▶ **REQUIREMENT**: Check every line of the records below for the string "caption", then report only how many lines have it.

MATERIAL PROVIDED Block Start

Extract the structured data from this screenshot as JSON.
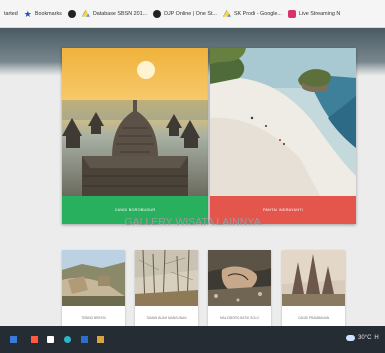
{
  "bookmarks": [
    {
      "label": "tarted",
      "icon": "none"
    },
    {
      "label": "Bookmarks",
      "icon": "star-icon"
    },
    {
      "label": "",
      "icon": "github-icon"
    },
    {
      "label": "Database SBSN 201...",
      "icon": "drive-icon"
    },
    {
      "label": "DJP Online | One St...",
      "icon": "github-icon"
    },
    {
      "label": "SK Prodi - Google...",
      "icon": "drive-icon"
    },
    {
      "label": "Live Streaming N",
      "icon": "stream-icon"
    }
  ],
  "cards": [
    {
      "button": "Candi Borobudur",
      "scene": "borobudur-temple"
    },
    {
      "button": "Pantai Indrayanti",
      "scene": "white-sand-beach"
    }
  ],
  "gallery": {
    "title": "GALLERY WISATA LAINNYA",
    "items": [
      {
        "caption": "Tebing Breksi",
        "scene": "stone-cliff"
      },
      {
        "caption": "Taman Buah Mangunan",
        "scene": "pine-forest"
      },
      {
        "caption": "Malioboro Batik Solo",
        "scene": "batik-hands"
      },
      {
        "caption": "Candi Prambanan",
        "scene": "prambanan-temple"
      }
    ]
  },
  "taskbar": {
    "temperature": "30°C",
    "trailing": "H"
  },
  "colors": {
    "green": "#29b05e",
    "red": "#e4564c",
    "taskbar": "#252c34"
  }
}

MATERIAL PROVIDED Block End
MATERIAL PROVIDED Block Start

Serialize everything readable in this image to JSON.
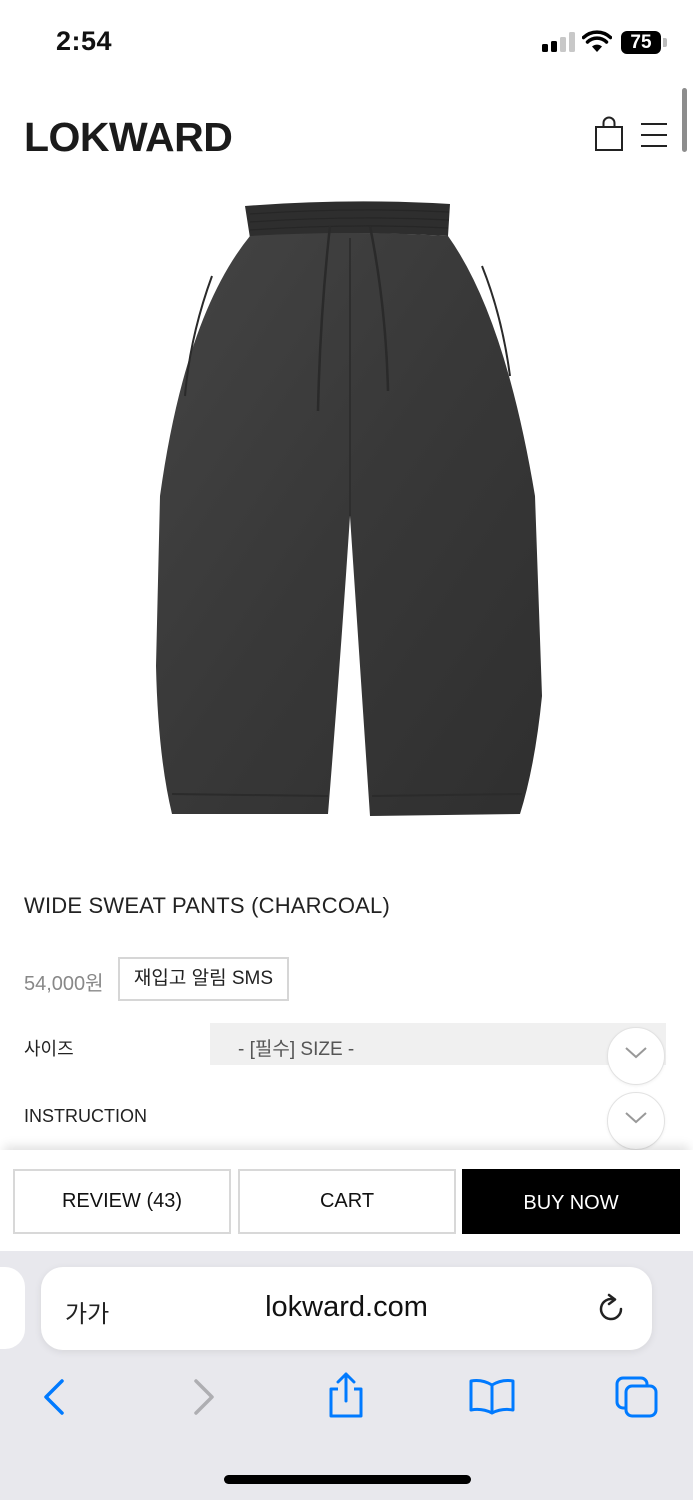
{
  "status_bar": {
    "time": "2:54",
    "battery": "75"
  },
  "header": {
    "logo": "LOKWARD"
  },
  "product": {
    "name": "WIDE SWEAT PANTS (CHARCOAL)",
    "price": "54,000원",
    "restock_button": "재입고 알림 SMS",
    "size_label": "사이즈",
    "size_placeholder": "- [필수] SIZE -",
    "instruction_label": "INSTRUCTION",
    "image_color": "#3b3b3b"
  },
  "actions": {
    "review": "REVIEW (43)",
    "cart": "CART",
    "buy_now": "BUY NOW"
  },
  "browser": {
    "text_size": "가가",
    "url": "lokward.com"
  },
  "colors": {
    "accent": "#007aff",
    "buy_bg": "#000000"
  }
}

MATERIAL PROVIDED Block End

▶ **OUTPUT BELOW**: 4